# [RECORDS TO USE]
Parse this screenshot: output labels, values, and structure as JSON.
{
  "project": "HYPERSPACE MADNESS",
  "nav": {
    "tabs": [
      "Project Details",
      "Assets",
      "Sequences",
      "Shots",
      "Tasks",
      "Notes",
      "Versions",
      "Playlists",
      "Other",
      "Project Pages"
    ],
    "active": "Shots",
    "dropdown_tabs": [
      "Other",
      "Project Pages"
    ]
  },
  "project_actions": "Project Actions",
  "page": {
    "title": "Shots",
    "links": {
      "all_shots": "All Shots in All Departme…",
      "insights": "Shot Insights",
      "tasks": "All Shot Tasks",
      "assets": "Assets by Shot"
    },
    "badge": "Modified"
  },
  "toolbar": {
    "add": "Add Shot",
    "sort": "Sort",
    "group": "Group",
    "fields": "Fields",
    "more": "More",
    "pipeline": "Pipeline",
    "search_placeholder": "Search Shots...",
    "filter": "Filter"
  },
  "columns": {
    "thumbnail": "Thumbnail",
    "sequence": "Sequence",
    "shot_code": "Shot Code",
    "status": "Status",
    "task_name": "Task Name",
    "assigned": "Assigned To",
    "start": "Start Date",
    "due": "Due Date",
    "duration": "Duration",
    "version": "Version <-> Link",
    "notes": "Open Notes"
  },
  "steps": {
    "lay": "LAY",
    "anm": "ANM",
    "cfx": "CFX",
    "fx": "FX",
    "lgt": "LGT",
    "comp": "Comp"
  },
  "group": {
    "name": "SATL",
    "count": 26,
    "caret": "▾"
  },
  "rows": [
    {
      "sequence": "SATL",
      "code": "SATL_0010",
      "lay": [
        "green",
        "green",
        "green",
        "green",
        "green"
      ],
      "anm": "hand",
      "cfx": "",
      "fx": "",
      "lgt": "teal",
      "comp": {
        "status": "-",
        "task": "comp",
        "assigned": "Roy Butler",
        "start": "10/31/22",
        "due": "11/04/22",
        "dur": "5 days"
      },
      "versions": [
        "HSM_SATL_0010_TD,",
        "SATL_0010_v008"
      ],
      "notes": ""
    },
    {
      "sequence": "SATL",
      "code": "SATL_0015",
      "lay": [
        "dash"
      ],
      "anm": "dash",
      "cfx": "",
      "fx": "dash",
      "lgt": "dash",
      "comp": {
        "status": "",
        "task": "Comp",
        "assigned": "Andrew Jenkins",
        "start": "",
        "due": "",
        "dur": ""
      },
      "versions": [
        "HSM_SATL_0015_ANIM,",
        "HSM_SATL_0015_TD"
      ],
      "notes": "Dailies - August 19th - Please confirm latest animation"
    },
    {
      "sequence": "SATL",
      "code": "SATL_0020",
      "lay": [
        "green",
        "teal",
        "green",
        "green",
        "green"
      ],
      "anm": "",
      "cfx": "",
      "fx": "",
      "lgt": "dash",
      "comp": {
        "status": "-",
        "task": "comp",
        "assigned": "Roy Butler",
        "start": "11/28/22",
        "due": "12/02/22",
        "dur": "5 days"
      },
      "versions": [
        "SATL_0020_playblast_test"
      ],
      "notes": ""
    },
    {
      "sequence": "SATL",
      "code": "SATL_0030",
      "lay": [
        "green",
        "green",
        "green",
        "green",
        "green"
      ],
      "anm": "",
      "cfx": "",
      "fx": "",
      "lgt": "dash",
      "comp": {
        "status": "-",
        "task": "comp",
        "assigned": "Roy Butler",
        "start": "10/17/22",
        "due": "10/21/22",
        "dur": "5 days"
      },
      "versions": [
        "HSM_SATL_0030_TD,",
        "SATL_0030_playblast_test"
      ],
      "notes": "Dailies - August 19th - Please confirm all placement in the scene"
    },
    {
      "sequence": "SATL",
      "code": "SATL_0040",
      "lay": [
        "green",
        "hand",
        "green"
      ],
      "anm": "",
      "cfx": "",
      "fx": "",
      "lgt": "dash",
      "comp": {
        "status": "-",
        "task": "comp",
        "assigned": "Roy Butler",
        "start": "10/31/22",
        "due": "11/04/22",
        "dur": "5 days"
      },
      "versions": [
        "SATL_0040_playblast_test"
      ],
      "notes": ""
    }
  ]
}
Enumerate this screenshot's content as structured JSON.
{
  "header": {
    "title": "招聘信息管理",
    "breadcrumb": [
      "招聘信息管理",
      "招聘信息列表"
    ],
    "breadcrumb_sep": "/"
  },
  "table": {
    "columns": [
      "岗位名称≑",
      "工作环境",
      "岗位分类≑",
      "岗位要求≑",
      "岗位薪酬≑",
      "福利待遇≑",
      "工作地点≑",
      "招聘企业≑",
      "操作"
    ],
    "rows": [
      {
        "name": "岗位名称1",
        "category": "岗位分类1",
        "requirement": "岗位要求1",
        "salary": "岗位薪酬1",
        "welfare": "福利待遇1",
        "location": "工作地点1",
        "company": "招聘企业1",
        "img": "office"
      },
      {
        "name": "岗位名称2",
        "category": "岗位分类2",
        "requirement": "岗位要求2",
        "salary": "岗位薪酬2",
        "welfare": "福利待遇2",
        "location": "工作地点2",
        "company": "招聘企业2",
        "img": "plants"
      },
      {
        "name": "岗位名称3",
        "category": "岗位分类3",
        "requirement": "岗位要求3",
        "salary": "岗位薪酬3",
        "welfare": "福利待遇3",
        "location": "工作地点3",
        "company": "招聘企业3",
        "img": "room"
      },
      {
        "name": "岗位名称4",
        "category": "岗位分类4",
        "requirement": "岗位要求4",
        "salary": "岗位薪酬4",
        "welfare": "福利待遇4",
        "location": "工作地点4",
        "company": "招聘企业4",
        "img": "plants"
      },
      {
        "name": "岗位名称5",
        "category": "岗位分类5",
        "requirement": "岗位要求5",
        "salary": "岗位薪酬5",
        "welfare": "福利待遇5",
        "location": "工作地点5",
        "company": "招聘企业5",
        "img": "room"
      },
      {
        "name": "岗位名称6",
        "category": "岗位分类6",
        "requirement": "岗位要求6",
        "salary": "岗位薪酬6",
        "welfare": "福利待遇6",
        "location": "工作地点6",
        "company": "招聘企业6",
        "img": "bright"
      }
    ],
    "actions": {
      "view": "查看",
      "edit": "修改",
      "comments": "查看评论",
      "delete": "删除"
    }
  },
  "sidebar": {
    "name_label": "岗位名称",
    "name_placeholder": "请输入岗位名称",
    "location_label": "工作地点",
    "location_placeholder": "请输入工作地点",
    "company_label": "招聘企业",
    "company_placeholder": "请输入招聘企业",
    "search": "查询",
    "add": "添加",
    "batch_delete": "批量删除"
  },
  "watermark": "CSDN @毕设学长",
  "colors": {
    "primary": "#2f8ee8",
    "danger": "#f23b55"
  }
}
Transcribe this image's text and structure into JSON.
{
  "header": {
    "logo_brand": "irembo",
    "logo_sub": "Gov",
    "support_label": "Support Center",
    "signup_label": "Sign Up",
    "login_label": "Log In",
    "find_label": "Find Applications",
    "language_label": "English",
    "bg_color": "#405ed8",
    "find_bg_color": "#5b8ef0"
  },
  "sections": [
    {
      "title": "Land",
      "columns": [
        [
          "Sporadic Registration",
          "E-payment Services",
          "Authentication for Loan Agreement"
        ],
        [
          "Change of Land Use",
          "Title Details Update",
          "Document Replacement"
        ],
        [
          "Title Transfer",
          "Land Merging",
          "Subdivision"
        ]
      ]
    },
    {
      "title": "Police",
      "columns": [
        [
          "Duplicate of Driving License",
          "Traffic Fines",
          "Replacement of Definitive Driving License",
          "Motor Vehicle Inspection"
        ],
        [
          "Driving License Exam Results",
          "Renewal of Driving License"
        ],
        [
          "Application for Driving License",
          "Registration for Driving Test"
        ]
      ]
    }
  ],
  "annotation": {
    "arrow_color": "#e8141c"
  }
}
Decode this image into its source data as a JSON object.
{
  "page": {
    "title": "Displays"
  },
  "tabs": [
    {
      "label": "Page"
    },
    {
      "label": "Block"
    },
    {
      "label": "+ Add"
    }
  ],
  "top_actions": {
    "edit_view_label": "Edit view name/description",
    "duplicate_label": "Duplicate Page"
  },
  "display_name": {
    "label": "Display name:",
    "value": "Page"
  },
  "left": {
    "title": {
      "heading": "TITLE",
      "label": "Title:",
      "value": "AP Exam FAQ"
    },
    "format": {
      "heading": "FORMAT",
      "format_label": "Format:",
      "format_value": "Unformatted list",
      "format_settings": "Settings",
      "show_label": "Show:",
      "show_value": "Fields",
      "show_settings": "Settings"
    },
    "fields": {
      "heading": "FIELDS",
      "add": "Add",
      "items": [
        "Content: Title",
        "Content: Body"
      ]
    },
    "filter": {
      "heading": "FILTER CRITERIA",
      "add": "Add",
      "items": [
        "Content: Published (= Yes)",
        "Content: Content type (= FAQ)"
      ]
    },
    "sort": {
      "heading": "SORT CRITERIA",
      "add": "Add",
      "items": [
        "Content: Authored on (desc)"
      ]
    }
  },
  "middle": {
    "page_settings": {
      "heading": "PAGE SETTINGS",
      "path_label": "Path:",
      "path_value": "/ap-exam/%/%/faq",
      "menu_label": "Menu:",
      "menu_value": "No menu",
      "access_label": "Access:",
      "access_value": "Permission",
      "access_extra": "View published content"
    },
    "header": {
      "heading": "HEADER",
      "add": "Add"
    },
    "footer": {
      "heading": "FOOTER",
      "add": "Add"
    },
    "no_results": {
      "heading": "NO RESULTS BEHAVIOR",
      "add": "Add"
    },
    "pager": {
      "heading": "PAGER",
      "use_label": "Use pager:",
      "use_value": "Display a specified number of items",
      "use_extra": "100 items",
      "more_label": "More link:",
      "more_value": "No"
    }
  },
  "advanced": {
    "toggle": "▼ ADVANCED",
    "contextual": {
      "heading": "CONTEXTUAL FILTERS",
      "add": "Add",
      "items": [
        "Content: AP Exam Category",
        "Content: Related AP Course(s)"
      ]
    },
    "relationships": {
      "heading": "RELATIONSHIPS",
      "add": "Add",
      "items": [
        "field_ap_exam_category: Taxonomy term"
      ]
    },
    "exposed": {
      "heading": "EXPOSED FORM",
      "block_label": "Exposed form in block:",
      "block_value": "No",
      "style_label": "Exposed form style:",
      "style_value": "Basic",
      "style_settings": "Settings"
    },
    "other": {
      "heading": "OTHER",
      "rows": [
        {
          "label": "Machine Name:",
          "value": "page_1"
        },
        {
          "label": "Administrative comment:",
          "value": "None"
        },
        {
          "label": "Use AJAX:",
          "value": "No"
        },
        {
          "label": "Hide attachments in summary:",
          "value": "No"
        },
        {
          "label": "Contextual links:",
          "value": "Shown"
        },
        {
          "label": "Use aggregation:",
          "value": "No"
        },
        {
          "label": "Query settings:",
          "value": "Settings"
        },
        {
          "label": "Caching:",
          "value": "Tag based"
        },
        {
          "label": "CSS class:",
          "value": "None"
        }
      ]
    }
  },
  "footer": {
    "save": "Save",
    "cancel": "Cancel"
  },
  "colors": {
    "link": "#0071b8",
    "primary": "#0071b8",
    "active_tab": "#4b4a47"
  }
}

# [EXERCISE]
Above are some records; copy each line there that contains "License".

# [TASK ANSWER]
          "Duplicate of Driving License",
          "Replacement of Definitive Driving License",
          "Driving License Exam Results",
          "Renewal of Driving License"
          "Application for Driving License",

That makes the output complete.